Book 24 in Cannonball Read 2
The Lovely Bones was quite popular when it came out, and quickly acquired a high status. When the movie version came out in late 2009, almost every review compared it unfavorably to the book. Now, when the book came out, I was in school, and not likely to read for pleasure. The reviews of the movie piqued my interest - not so much from the fact that they compared the movie to the book unfavorably (that happens all the time), but because of the way many of the reviewers spoke of the book.
The Lovely Bones opens with the murder of 14-year-old Susie Salmon, and she narrates as she looks on from the afterlife. It is as much about Susie moving on and letting go of her attachment to her life as it is about what goes on for those she has left behind.

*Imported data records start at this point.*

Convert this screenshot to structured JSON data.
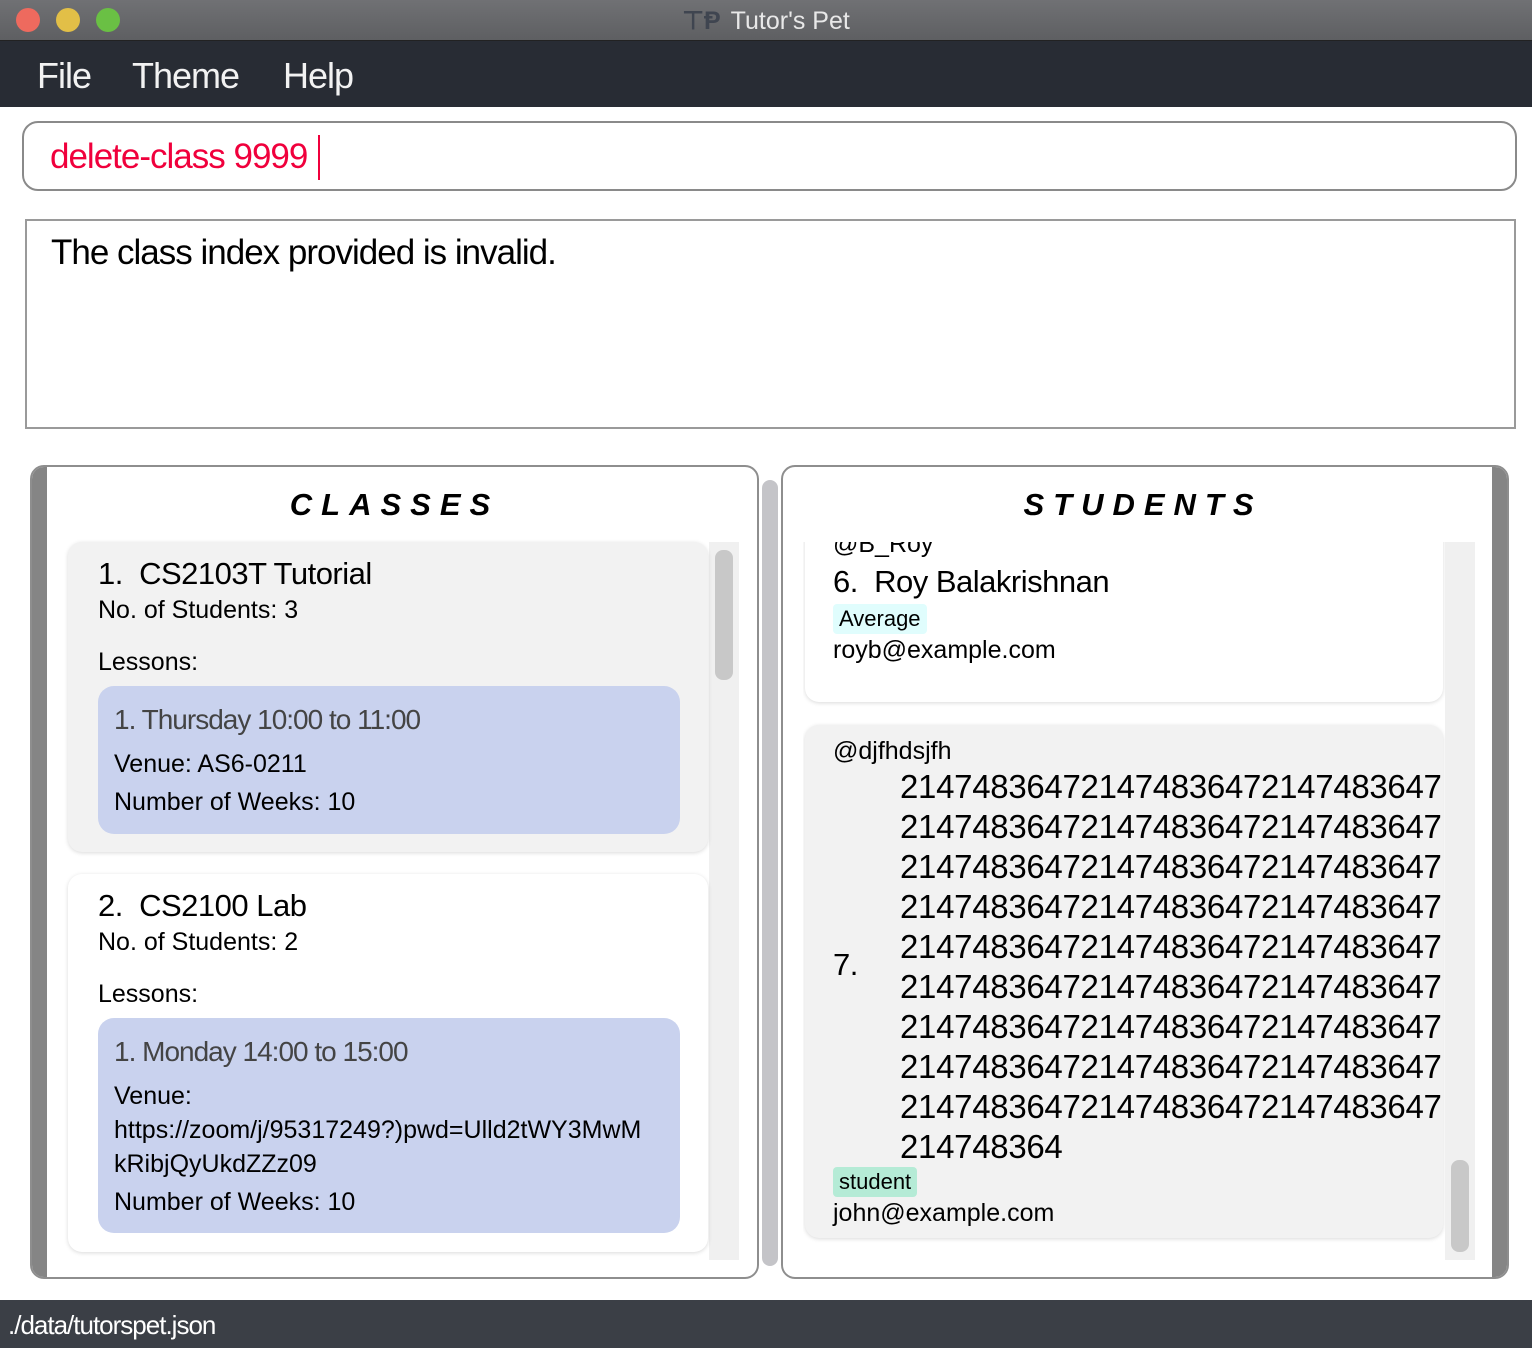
{
  "window": {
    "title": "Tutor's Pet",
    "logo": "TP"
  },
  "menu": [
    "File",
    "Theme",
    "Help"
  ],
  "command": {
    "value": "delete-class 9999"
  },
  "result": {
    "text": "The class index provided is invalid."
  },
  "classes": {
    "header": "CLASSES",
    "items": [
      {
        "index": "1.",
        "name": "CS2103T Tutorial",
        "students_label": "No. of Students:",
        "students": "3",
        "lessons_label": "Lessons:",
        "lesson": {
          "title": "1. Thursday 10:00 to 11:00",
          "venue": "Venue: AS6-0211",
          "weeks": "Number of Weeks: 10"
        }
      },
      {
        "index": "2.",
        "name": "CS2100 Lab",
        "students_label": "No. of Students:",
        "students": "2",
        "lessons_label": "Lessons:",
        "lesson": {
          "title": "1. Monday 14:00 to 15:00",
          "venue_label": "Venue:",
          "venue_line1": "https://zoom/j/95317249?)pwd=Ulld2tWY3MwM",
          "venue_line2": "kRibjQyUkdZZz09",
          "weeks": "Number of Weeks: 10"
        }
      }
    ]
  },
  "students": {
    "header": "STUDENTS",
    "items": [
      {
        "telegram": "@B_Roy",
        "index": "6.",
        "name": "Roy Balakrishnan",
        "tag": "Average",
        "tag_color": "#e0fdfd",
        "email": "royb@example.com"
      },
      {
        "telegram": "@djfhdsjfh",
        "index": "7.",
        "name_lines": [
          "214748364721474836472147483647",
          "214748364721474836472147483647",
          "214748364721474836472147483647",
          "214748364721474836472147483647",
          "214748364721474836472147483647",
          "214748364721474836472147483647",
          "214748364721474836472147483647",
          "214748364721474836472147483647",
          "214748364721474836472147483647",
          "214748364"
        ],
        "tag": "student",
        "tag_color": "#b5ebd6",
        "email": "john@example.com"
      }
    ]
  },
  "status": {
    "path": "./data/tutorspet.json"
  }
}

Susie’s family is (obviously) devastated by her death. Her sister Lindsay is hit hard, as everyone sees Susie when they look at her. Her father, Jack, becomes combative with the police and suspicious about Susie’s death, eventually narrowing in on their neighbor as a suspect. Her mother becomes more and more distant, as what was previously a mild dissatisfaction with her live becomes unbearable. Susie’s little brother, Buckley, is only four when she is murdered, and does not understand for some time that she will not be coming back.

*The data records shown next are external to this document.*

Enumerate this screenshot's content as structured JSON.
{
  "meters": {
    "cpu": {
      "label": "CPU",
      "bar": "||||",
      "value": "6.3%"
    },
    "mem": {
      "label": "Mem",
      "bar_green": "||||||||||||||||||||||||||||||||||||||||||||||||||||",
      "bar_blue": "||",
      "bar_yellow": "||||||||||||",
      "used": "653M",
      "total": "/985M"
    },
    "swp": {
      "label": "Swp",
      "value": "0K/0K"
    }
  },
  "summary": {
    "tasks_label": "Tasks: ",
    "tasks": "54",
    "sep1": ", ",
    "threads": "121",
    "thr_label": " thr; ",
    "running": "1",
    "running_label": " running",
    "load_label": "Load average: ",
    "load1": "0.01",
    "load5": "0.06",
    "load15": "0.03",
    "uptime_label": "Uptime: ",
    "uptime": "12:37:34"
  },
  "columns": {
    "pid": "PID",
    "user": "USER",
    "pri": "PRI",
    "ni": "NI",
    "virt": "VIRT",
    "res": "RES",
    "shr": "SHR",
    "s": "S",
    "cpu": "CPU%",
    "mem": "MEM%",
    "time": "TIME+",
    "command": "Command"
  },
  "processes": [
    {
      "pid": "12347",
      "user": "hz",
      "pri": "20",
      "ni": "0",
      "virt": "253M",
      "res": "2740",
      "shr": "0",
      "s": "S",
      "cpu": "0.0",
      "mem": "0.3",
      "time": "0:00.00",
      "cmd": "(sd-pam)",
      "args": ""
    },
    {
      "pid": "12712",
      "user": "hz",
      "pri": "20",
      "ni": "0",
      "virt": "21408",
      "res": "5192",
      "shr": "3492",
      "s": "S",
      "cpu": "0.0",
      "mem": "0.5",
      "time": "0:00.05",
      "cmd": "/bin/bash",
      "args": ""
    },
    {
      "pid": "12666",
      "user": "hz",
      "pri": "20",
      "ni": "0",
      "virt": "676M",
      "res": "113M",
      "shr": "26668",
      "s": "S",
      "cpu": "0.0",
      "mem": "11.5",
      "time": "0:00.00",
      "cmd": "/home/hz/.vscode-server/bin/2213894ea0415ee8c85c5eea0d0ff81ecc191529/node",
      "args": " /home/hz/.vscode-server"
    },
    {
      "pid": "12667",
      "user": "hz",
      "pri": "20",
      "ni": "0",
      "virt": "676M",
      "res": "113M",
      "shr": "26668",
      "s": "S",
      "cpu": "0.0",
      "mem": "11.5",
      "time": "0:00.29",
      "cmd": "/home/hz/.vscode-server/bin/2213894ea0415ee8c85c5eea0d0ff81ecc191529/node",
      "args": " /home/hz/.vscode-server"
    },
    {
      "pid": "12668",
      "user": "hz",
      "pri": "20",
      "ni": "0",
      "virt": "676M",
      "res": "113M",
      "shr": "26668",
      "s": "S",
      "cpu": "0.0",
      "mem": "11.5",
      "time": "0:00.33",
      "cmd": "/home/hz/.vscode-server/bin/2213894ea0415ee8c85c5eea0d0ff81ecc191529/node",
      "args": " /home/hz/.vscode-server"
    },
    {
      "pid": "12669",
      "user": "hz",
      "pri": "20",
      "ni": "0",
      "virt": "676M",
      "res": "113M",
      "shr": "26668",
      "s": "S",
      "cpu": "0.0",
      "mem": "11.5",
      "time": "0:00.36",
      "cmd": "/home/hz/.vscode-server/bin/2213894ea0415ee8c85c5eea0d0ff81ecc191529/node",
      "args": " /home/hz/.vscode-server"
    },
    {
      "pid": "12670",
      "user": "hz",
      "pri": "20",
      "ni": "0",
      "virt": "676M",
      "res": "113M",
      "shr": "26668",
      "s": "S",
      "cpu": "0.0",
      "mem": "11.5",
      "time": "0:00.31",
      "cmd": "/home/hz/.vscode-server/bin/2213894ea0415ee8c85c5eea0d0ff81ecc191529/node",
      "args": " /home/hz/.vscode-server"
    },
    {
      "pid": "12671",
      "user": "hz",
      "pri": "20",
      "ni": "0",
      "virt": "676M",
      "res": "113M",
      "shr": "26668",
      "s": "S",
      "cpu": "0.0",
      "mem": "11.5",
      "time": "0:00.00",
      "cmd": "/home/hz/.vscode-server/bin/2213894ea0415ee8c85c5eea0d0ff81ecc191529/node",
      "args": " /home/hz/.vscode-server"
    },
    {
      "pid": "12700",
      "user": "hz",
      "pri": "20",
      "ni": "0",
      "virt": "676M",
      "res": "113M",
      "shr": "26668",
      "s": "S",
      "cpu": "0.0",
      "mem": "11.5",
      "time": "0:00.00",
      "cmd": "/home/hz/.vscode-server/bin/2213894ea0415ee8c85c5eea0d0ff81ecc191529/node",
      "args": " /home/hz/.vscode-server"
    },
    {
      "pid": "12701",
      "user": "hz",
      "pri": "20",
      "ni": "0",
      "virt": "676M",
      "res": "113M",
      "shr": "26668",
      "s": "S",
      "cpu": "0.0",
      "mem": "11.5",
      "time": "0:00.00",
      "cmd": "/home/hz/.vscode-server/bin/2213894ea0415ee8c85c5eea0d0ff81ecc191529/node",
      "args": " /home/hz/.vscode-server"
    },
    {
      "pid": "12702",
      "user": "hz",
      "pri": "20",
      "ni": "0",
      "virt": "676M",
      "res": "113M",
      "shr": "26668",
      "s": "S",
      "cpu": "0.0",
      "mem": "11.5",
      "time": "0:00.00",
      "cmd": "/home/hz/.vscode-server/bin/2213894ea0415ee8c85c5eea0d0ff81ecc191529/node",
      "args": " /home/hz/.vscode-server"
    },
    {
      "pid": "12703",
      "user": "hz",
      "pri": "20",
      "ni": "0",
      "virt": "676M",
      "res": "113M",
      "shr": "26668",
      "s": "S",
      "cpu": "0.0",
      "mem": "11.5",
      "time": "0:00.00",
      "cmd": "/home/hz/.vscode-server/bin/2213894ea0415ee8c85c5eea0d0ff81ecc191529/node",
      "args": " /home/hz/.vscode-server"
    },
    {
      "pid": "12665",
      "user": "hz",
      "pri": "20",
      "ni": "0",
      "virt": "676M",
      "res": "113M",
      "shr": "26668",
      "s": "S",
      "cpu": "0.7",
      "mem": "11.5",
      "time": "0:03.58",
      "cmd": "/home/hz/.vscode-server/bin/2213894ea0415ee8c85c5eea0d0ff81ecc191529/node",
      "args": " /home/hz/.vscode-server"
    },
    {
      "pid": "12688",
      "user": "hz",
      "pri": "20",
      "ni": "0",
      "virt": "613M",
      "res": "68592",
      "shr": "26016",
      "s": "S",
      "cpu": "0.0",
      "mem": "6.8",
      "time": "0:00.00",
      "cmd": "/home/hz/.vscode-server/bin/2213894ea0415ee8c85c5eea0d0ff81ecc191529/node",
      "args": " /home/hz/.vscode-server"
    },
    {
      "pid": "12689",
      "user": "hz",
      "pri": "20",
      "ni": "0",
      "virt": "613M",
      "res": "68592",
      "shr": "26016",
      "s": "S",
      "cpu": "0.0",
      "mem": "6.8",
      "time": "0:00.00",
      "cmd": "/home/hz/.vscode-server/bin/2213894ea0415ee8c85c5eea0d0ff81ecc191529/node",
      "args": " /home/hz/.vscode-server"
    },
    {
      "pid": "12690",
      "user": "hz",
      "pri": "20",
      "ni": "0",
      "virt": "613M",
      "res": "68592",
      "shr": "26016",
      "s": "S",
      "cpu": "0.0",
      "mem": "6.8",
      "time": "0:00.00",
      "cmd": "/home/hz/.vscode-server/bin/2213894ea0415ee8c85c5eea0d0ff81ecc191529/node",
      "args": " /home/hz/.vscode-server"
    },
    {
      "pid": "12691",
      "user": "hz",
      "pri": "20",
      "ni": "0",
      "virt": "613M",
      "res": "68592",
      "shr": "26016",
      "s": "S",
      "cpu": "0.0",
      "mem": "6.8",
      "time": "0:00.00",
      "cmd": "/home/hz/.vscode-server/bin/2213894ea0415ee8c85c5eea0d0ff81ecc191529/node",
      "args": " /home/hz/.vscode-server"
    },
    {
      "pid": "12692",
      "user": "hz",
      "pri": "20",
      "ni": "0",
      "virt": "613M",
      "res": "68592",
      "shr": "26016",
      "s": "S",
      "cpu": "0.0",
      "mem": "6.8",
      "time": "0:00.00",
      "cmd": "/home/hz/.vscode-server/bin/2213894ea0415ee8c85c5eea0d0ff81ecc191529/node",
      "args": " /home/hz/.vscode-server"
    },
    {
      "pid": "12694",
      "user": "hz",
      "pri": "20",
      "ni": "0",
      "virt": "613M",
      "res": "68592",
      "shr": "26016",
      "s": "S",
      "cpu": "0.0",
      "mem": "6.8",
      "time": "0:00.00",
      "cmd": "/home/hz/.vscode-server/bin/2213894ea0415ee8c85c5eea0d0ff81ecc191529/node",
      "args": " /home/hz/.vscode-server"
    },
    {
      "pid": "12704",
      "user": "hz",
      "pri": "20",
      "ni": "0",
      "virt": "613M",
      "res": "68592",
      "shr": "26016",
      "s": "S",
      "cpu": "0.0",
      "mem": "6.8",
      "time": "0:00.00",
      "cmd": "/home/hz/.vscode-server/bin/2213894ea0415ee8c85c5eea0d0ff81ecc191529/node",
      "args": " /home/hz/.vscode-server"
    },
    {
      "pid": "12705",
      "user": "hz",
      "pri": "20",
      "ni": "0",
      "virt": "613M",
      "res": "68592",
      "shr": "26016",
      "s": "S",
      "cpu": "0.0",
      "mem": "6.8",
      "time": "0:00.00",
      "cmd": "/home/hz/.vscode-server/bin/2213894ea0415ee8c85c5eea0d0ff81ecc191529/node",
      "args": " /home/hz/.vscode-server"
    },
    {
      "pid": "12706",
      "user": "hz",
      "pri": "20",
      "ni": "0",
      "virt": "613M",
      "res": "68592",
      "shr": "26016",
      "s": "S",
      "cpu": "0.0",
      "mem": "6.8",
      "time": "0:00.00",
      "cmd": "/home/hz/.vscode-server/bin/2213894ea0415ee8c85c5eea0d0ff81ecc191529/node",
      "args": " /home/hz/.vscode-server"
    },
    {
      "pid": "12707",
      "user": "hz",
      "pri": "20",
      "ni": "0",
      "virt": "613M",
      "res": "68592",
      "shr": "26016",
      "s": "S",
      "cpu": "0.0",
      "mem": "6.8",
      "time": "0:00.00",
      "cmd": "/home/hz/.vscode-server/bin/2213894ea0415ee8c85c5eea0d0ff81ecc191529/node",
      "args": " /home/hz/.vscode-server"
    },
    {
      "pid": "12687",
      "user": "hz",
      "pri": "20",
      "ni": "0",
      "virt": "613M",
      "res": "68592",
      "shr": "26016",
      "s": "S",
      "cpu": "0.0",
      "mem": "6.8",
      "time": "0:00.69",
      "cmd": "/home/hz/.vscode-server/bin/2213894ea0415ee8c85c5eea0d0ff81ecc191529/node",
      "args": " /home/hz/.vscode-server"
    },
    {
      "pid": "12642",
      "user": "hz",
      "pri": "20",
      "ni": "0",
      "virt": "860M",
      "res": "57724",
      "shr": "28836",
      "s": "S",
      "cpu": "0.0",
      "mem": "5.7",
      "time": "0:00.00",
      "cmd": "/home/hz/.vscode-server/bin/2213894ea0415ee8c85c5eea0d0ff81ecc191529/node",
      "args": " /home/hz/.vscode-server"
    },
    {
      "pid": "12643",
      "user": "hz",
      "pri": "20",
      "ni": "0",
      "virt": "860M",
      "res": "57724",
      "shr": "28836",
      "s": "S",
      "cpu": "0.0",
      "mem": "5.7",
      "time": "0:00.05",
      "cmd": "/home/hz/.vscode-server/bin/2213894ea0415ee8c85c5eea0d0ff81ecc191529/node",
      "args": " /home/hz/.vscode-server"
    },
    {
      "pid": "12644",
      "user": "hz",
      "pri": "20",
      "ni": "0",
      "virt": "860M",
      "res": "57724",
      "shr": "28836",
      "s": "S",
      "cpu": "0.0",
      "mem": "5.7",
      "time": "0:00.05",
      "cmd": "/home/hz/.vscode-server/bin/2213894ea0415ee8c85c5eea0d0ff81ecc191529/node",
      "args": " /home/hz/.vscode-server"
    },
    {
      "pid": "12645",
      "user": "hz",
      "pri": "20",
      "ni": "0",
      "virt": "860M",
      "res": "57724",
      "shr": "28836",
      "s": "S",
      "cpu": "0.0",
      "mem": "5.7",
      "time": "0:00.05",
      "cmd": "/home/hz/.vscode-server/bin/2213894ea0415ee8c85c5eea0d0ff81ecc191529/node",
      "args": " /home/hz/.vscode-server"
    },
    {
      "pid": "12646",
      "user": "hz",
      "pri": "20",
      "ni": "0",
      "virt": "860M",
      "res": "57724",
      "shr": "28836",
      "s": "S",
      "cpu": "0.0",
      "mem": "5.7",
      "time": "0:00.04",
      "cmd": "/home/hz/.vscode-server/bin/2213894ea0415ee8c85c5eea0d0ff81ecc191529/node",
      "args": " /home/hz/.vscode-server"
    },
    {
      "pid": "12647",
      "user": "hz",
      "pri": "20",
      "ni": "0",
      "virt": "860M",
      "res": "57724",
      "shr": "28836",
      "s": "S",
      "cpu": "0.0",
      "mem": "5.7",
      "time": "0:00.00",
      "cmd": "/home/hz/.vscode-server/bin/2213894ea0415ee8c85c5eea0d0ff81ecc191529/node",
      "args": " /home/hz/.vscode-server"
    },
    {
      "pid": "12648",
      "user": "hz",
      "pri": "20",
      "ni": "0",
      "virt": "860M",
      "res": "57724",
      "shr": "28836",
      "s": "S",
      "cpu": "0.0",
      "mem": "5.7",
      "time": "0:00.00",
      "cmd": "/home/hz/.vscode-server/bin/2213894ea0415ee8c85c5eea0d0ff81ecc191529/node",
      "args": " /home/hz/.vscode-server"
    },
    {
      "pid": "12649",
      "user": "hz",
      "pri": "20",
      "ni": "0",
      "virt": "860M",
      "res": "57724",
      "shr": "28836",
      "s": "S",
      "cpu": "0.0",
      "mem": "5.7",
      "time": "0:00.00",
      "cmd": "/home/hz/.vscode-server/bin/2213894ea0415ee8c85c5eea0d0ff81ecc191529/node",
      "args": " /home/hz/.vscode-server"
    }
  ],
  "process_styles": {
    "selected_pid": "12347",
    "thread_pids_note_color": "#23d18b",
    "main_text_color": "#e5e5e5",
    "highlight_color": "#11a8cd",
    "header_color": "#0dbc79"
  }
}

Without getting into too much plot summary, I will simply say that The Lovely Bones has many things going for it. Sebold writes with great empathy for her characters, and great understanding. She also populates the book with interesting, enigmatic characters at the margins, from Ruana Singh, the mother of a boy who had a crush on Susie, to Holly, Susie’s best friend in heaven.

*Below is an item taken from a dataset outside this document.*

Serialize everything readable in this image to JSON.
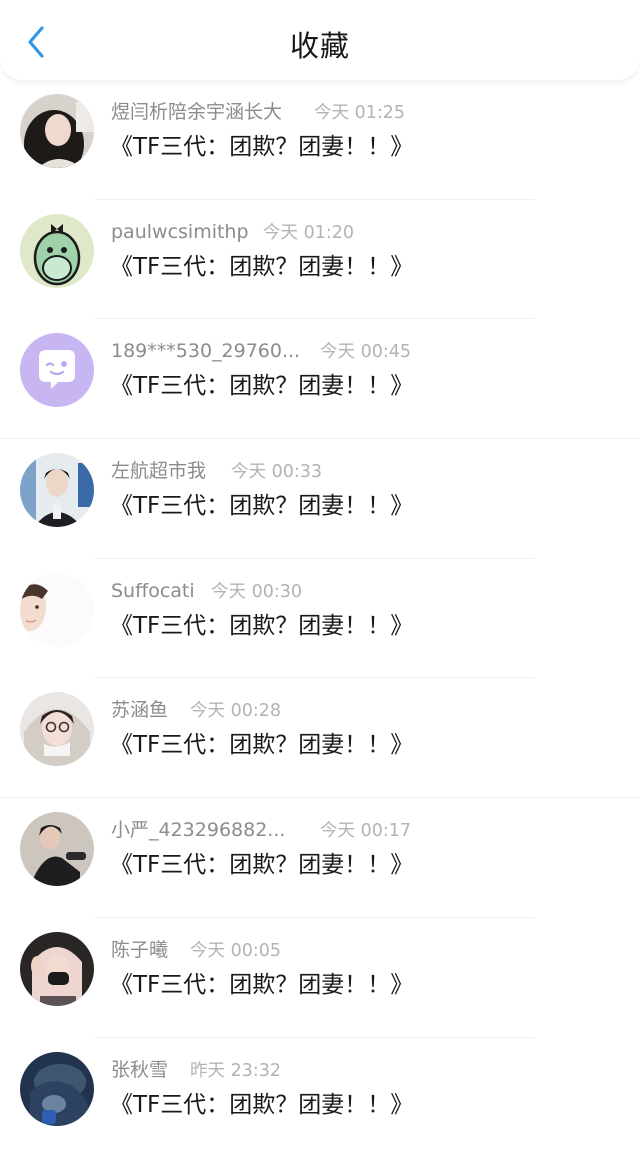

The Lovely Bones is ultimately an easily relatable, instantly sympathetic story of moving through grief and loss. What sets it apart is its unfailing empathy, and its focus on not only a grieving family, but a murdered girl learning to cope with her own death. Though it deals with complex people and relationships, it is simple and forthright in telling the story.